Archive for the ‘Uncategorized’ Category

Offer and Acceptance Experiment

Sunday, February 24th, 2019

Offer and Acceptance Experiment

Professor as Dean’s Fellow – 1/31/19 ++

Wednesday, January 23rd, 2019

Instead of a DF, I will be hosting weekly sessions for hypos and questions. We will meet on Thursdays, at 4:30 in room F109. No attendance will be taken. No demerits for non-attendance. First session, next week, January 31.

Spring 2019 – Welcome

Friday, December 21st, 2018

I hope that you will enjoy Contracts and will use this blog to raise questions and provide your comments. This blog is a moderated one, meaning that you cannot post directly on it. On the right are important links. If you click on “Prior Posts,” you will be taken to pages that you can use throughout the course. Best wishes for a great 2019, Robert Rosen

LCOMM in Contracts

Monday, February 12th, 2018

A lack of an Oxford comma cost dairy $5 million

By Lindsay Benson
February 9, 2018

(CNN)A group of Maine dairy delivery drivers will receive $5 million in a proposed settlement for unpaid overtime, according to court records filed on Thursday.
A judge ruled in the drivers’ favor last March, and it was all thanks to the lack of an Oxford comma in a Maine labor law.
An Oxford comma is the comma used after the second-to-last item in a list of three or more things, “item A, item B, and item C.” It’s not often used in journalism.
The drivers’ employer had claimed they were exempt from overtime pay, according to Maine’s labor laws.
Part of the law exempts certain tasks from receiving overtime compensation. This is what the law’s guidelines originally stated about exempted tasks:
The canning, processing, preserving, freezing, drying, marketing, storing, packing for shipment or distribution of:
(1) Agricultural produce;
(2) Meat and fish products; and
(3) Perishable foods.
Without the Oxford comma, the line “packing for shipment or distribution,” could be referring to packing and shipping as a single act, or as two separate tasks.
The drivers argued that it reads as a single act, and since they didn’t actually do any packing, they shouldn’t have been exempt from overtime pay.
“Specifically, if that [list of exemptions] used a serial comma to mark off the last of the activities that it lists, then the exemption would clearly encompass an activity that the drivers perform,” the circuit judge wrote.
According to court documents, the dairy, while denying any wrongdoing, believed further litigation would be protracted and expensive. The proposed settlement will be considered by a federal judge.
To prevent anymore Oxford comma drama, the Maine Legislature has since edited this exemption, replacing the punctuation with semicolons.

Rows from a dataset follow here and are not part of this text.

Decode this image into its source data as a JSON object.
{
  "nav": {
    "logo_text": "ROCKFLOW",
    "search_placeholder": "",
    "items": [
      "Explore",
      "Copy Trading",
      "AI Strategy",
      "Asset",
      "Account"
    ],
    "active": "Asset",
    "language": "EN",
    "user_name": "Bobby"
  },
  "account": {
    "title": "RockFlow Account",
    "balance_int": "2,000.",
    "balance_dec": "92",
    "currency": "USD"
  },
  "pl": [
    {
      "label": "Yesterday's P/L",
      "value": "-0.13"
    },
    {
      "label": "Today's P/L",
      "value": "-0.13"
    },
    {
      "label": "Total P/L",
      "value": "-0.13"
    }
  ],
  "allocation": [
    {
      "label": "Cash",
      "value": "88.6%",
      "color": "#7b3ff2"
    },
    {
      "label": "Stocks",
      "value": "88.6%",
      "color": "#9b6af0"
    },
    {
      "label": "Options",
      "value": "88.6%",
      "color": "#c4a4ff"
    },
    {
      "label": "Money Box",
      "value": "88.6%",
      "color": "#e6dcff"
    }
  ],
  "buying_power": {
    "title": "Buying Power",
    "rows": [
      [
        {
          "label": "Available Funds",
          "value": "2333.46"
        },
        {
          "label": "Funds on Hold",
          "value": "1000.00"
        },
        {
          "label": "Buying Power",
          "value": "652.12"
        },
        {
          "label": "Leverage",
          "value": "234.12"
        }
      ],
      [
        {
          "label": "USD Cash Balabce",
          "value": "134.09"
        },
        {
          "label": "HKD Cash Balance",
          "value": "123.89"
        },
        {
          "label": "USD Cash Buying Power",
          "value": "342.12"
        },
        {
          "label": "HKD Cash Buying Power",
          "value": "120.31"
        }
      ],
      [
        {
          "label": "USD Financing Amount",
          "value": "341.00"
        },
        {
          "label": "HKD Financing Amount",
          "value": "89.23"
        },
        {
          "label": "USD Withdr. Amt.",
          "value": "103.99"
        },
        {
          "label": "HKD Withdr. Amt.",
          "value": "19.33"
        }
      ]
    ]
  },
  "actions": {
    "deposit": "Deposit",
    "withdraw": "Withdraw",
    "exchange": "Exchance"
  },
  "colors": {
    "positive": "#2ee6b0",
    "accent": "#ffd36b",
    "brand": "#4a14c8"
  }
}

For those interested in the court decision referenced in the article, it is O’Connor v. Oakhurst Dairy, 851 F.3d 69 (1st Cir. 2017). For other cases decided in part based on the presence or absence of a comma, see United States v. Ron Pair Enterprises, Inc., 489 U.S. 235 (1989) (interpreting the Bankruptcy Code); American Int’l Group, Inc. v. Bank of Am., 712 F.3d 775 (2d Cir. 2013) (interpreting a statute); Shelby County State Bank v. Van Diest Supply Co., 303 F.3d 832 (7th Cir. 2002) (interpreting a security agreement); Berkshire Aircraft, Inc. v. AEC Leasing Co., 84 P.3d 608 (Kan. Ct. App. 2002) (interpreting a contract); Judson v. Associated Meats & Seafoods, 651 P.2d 222 (Wash. App. 1982) (interpreting a statute that had been amended to remove a comma); Reeves v. American Sec. & Trust Co., 115 F.2d 145, 146 (D.C. App. 1940) (interpreting a will). But cf. Overhauser v. United States, 45 F.3d 1085, 1087 (7th Cir. 1995) (expressing skepticism about the grammatical expertise of the drafters of legal documents, and therefore of the relevance of grammatical arguments).